That is why culture is becoming increasingly important within the EU. In accordance with Article 167 of the Lisbon Treaty, the EU shall contribute to the flowering of the cultures of the Member States, while respecting their national and regional diversity and at the same time bringing the common heritage to the fore.
The EU supports these objectives through the Creative Europe programme, as well as a number of policy actions set out in the Work Plan for Culture (2015-2018) and the Work Plan for Culture (2019-2022). The latter, adopted by EU culture ministers in November 2018, sets out the main priorities for European cooperation in cultural policymaking: sustainability in cultural heritage; cohesion and well-being; an ecosystem supporting artists, cultural and creative professionals and European content; gender equality; and international cultural relations.
The production of reliable, comparable and up-to-date cultural statistics, which provide a basis for sound cultural policymaking, is a cross-sectorial priority in the latest work plan. Eurostat compiles culture statistics from several different data collections to provide policymakers and other users with information on the main developments in the field of culture, covering issues such as education, employment, business, international trade, participation and consumption patterns.

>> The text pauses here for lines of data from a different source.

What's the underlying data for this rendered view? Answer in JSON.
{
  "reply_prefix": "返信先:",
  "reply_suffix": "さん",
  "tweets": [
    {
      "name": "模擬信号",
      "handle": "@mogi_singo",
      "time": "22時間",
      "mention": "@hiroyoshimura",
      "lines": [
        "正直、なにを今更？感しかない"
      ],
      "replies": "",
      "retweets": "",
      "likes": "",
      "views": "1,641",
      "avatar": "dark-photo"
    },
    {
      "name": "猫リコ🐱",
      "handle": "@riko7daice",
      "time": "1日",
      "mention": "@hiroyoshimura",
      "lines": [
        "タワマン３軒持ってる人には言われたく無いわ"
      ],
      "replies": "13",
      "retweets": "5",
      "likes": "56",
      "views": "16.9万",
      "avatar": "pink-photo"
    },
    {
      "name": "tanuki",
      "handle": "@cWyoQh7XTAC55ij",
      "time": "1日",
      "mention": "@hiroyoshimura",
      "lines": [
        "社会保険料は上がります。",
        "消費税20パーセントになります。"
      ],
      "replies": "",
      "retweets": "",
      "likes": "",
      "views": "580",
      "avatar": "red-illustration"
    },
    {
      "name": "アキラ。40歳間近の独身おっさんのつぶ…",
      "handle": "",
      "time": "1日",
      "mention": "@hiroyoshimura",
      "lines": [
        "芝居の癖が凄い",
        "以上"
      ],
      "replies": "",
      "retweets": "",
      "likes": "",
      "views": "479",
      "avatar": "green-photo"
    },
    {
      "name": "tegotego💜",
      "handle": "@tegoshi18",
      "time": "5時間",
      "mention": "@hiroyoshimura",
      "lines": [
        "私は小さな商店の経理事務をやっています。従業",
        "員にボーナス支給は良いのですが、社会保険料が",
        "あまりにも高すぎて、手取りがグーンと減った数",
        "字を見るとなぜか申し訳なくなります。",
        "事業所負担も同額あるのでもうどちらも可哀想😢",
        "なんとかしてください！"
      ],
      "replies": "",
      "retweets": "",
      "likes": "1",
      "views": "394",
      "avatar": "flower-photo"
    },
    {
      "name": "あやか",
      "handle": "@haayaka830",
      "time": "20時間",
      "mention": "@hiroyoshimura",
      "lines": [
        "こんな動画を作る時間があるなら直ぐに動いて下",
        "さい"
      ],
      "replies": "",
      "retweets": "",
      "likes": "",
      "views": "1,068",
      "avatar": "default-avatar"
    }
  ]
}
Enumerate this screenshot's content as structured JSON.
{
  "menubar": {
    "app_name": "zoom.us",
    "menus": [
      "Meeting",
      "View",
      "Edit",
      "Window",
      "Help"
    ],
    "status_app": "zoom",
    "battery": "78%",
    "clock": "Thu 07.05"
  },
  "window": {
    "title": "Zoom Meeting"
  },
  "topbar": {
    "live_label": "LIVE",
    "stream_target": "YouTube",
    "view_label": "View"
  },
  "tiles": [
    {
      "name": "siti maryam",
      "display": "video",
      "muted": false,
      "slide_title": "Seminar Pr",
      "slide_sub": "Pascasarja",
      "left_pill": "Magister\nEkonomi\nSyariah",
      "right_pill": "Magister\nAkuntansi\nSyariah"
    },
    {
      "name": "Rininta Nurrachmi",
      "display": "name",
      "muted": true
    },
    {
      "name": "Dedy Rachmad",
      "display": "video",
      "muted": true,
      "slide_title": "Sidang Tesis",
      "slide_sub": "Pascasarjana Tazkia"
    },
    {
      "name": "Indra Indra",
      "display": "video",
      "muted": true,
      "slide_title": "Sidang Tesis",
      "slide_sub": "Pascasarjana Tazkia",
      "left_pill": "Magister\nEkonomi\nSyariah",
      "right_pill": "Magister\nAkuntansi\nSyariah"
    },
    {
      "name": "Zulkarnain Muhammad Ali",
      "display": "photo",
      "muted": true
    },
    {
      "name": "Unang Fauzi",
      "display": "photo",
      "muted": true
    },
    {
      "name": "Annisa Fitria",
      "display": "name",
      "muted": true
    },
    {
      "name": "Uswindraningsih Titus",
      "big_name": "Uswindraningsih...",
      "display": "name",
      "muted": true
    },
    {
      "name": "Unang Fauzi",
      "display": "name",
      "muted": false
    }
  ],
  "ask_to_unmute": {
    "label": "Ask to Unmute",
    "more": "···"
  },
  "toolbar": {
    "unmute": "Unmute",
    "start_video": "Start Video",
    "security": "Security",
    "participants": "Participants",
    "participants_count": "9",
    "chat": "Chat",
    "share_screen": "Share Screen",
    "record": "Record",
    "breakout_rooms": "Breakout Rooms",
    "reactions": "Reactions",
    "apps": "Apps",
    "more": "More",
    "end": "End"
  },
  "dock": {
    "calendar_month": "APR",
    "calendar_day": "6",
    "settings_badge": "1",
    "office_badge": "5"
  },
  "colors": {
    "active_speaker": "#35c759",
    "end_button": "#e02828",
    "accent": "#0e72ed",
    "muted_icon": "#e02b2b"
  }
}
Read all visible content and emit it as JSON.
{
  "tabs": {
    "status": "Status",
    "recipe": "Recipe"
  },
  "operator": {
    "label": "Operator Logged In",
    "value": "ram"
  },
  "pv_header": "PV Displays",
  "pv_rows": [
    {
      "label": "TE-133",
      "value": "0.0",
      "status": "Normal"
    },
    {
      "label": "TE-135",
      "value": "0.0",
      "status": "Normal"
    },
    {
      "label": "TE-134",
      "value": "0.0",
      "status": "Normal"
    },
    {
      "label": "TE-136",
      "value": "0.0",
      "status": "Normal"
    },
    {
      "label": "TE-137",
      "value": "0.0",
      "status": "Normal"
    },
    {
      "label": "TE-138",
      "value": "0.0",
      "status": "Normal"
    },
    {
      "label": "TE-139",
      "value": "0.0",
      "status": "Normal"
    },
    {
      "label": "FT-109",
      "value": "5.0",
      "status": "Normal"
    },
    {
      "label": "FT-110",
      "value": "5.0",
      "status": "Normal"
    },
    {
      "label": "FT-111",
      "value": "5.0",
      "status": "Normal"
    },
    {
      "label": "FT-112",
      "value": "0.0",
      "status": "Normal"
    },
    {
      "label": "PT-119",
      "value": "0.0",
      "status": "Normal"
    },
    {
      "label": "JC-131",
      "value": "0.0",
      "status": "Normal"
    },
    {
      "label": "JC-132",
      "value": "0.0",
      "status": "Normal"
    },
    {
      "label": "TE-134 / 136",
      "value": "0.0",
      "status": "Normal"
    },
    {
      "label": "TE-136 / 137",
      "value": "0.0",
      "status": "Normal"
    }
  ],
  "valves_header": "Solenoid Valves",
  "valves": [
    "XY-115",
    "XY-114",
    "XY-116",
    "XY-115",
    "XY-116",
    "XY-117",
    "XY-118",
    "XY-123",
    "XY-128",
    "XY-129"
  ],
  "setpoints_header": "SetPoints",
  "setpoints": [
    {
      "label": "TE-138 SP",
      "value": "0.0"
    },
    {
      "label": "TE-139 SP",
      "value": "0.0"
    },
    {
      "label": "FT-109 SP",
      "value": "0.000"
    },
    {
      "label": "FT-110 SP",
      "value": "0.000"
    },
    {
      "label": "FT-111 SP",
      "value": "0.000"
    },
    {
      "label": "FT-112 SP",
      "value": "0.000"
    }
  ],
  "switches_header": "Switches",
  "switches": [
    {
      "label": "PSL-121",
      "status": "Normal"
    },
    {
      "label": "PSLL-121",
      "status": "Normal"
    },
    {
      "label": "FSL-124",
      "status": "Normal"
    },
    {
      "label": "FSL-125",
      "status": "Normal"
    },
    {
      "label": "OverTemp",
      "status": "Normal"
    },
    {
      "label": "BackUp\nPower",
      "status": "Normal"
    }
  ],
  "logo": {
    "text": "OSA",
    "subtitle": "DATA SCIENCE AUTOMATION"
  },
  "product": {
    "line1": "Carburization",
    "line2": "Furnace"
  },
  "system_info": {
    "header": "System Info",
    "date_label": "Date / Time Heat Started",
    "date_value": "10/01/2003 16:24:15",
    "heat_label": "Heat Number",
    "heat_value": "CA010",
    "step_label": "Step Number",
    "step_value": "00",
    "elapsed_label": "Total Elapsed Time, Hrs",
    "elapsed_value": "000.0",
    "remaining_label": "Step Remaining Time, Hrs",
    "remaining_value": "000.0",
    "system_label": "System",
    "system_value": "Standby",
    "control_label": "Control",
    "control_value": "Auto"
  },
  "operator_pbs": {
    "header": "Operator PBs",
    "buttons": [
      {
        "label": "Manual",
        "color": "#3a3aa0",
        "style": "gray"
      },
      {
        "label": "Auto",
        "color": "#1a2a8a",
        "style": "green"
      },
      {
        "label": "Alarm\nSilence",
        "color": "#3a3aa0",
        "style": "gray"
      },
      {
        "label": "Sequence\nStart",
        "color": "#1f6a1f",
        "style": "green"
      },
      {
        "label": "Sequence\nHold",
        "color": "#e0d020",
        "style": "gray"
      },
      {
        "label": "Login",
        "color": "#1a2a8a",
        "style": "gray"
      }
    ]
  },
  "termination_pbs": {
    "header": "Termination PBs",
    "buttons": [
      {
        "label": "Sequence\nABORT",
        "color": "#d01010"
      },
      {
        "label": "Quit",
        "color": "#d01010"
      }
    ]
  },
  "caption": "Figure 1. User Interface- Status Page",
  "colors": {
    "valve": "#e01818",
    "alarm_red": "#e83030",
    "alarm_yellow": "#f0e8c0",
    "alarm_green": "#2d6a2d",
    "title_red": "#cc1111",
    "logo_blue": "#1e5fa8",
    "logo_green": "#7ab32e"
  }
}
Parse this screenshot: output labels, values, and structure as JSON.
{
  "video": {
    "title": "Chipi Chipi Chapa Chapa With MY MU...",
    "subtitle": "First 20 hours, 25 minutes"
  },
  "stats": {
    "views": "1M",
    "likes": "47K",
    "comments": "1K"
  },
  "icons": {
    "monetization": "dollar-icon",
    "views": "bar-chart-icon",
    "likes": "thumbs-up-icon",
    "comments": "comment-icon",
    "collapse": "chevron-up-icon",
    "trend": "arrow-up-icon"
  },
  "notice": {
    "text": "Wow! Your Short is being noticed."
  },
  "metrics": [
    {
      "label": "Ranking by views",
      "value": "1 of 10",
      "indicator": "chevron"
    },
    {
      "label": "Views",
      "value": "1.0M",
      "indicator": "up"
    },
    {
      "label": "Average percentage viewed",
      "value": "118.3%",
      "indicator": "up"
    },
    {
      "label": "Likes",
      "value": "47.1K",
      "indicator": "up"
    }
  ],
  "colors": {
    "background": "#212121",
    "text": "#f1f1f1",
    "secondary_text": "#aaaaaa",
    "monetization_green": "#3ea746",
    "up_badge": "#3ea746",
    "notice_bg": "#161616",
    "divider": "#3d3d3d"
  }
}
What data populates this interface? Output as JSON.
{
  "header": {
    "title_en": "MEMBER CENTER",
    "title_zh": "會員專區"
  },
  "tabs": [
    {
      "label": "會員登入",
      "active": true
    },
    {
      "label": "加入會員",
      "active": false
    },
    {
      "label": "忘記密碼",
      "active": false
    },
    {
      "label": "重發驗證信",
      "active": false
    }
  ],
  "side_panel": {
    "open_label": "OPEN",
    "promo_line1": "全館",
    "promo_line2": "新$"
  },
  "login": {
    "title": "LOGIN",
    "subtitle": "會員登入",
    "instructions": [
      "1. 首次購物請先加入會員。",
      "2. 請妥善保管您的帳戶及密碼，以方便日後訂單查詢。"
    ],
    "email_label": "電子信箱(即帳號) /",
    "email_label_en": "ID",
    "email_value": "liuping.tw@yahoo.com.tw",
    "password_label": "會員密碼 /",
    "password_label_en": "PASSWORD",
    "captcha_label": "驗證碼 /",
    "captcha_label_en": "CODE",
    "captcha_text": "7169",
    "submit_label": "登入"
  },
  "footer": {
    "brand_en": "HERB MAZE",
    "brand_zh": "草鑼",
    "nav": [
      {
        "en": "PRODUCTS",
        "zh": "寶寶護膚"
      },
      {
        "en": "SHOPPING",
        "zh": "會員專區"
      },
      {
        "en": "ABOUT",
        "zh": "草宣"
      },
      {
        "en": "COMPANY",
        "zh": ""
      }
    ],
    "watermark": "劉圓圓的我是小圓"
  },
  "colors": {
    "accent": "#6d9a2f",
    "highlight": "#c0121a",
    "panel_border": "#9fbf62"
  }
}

- Culture (all Statistics Explained articles on culture)
- Culture, see:
- Cultural employment (cult_emp)
- Cultural employment by sex (cult_emp_sex)
- Cultural employment by age (cult_emp_age)
- Cultural employment by educational attainment level (cult_emp_edu)
- Cultural employment by NACE Rev.2 activity (cult_emp_n2)
- Cultural employment by sex and selected labour market characteristics (cult_emp_wsta)
- Persons working as creative and performing artists, authors, journalists and linguists (cult_emp_art)
- Persons working as creative and performing artists, authors, journalists and linguists by individual and employment characteristics (cult_emp_artpc)
- Cultural employment (cult_emp)
- Labour market (labour), see:
- Employment and unemployment (Labour force survey) (employ)
- LFS series - detailed annual survey results (lfsa)
- Employment - LFS series (lfsa_emp)
- LFS series - detailed annual survey results (lfsa)
- Employment and unemployment (Labour force survey) (employ)
- Guide to Eurostat culture statistics — 2018 edition
- European statistical system network on culture (ESSnet-Culture final report (2012))
- Cultural employment (ESMS metadata file — cult_emp_esms)
- European Council Work Plan for Culture (2019-2022)
- European Council Work Plan for Culture (2015-2018)
- Regulation (EU) No 1295/2013 of the European Parliament and of the Council of 11 December 2013 establishing the Creative Europe programme (2014-2020)
- Summaries of EU Legislation: Creative Europe Programme (2014 to 2020)
- Communication from the Commission to the European Parliament, the Council, the European Economic and Social Committee and the Committee of the Regions on a European agenda for culture in a globalising world (COM(2007) 242)